of the other boats referred to in the rule using the term. A boat has no proper course
before her starting signal.
That''s the RRS definition, but that shouldn''t be taken to mean that there is a proscription on a boat to sail that course. There are a few rules that use the definition, but generally, there isn''t a rule that says a boat must sail a proper course.
In your specific case, if a boat establishes an ovelap to leeward from behind, she can''t then luff the windward boat.
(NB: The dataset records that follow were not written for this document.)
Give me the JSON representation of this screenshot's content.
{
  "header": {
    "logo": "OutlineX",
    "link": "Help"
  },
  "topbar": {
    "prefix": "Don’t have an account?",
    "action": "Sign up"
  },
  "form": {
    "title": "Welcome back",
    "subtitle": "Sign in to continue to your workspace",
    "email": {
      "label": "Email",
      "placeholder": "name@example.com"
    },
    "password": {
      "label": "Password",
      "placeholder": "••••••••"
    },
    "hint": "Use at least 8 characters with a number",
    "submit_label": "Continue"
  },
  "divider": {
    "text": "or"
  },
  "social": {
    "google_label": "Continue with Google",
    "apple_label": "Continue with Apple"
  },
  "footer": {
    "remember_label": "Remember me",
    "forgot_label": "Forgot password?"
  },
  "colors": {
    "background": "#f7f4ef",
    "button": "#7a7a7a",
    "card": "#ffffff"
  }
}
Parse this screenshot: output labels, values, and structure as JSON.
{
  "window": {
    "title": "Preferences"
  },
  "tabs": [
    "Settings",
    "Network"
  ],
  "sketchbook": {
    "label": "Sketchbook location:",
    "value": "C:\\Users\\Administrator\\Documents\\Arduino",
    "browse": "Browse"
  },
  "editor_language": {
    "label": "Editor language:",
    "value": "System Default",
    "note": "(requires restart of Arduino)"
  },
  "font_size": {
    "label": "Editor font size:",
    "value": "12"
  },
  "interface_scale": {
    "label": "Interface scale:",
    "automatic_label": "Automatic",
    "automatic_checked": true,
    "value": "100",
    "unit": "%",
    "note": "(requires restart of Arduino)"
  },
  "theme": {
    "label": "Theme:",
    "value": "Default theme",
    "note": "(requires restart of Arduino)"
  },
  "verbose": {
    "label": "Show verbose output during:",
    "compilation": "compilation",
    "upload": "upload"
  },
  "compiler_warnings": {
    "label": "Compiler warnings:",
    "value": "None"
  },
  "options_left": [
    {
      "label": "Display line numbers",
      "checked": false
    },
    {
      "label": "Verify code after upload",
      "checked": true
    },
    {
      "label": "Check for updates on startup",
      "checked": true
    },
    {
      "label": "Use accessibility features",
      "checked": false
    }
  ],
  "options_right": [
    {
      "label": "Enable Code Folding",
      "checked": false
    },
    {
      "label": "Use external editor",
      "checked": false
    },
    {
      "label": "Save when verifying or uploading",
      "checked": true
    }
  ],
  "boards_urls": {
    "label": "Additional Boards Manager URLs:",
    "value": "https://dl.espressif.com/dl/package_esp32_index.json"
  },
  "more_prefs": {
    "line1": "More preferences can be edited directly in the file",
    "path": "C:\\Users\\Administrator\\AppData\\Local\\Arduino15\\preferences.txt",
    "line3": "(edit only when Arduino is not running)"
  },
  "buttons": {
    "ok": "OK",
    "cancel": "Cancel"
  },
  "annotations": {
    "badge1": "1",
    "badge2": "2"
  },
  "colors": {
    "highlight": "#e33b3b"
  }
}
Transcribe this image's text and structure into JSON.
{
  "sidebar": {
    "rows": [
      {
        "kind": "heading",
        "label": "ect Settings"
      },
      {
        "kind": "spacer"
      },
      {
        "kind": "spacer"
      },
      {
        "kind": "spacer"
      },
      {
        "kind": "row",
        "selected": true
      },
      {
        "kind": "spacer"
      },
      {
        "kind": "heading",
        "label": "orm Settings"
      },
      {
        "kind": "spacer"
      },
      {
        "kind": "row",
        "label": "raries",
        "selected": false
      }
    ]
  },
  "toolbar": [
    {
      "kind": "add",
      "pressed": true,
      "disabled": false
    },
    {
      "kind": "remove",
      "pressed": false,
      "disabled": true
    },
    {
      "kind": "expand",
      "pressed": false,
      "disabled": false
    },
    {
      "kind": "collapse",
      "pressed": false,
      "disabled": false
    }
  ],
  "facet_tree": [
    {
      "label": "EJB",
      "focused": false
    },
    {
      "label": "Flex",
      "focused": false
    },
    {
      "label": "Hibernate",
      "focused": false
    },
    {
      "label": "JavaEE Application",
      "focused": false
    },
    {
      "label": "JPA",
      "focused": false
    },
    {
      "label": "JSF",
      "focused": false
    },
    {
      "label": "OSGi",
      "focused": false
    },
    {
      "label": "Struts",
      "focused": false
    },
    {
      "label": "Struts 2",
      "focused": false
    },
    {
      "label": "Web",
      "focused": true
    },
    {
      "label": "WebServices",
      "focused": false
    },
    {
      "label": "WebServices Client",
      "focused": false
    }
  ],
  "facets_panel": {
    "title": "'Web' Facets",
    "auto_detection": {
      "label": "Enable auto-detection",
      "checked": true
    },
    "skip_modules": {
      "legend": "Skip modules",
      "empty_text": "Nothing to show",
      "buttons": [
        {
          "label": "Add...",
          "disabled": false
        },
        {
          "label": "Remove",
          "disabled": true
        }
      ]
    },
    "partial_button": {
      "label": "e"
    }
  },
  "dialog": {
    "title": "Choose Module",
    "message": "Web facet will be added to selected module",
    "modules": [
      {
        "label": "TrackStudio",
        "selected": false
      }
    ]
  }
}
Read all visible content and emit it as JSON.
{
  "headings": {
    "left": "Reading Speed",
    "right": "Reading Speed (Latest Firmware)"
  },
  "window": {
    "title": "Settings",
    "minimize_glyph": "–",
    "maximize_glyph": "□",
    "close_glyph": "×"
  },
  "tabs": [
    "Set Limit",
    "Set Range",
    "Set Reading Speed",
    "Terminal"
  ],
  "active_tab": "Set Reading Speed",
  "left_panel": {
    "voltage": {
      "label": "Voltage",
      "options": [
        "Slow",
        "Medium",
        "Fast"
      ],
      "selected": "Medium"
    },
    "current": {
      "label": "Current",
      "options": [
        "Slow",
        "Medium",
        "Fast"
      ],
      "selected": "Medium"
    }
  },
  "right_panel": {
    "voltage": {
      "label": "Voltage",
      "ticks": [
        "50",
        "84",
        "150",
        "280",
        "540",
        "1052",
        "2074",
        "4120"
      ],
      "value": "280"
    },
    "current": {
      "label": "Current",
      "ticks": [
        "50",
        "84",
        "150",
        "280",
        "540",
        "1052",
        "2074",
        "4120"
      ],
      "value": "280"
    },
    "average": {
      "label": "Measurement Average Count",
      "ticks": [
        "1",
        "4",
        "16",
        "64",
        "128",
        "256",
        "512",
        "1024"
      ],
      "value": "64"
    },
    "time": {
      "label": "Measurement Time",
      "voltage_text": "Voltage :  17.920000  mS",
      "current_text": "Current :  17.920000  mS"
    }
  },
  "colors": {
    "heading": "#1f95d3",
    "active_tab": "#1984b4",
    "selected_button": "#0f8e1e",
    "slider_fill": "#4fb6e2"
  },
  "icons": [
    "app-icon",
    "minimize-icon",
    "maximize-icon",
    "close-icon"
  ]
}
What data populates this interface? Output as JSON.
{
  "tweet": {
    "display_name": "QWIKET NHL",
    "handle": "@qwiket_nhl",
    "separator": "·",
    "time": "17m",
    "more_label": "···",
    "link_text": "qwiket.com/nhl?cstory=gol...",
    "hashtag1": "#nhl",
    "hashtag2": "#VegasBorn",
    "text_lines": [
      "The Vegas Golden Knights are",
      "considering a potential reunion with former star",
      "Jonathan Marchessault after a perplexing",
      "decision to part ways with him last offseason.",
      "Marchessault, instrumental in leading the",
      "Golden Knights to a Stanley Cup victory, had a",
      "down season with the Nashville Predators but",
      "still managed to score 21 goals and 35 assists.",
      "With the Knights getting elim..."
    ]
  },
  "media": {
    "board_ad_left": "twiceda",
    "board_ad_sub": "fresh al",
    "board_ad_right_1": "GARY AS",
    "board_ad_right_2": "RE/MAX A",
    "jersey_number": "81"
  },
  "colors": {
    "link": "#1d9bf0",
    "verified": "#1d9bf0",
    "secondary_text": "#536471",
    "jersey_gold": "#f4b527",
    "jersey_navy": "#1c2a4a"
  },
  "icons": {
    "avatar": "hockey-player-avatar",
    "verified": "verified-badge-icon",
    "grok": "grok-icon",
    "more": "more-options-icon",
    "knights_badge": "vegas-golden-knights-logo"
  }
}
But if a boat overtakes to windward, the leeward boat can luff her without limit, provided she gives the windward boat ''room'' to ''keep clear'' (which are two more defined terms in the rulebook).
As your note implies, there are more cases when proper course becomes relevant at mark roundings, as when otherwise burdened boats establish inside overlaps, and can not then use their rights to room at the mark to prevent outside boats from also rounding reasonably.
Crystal clear, right?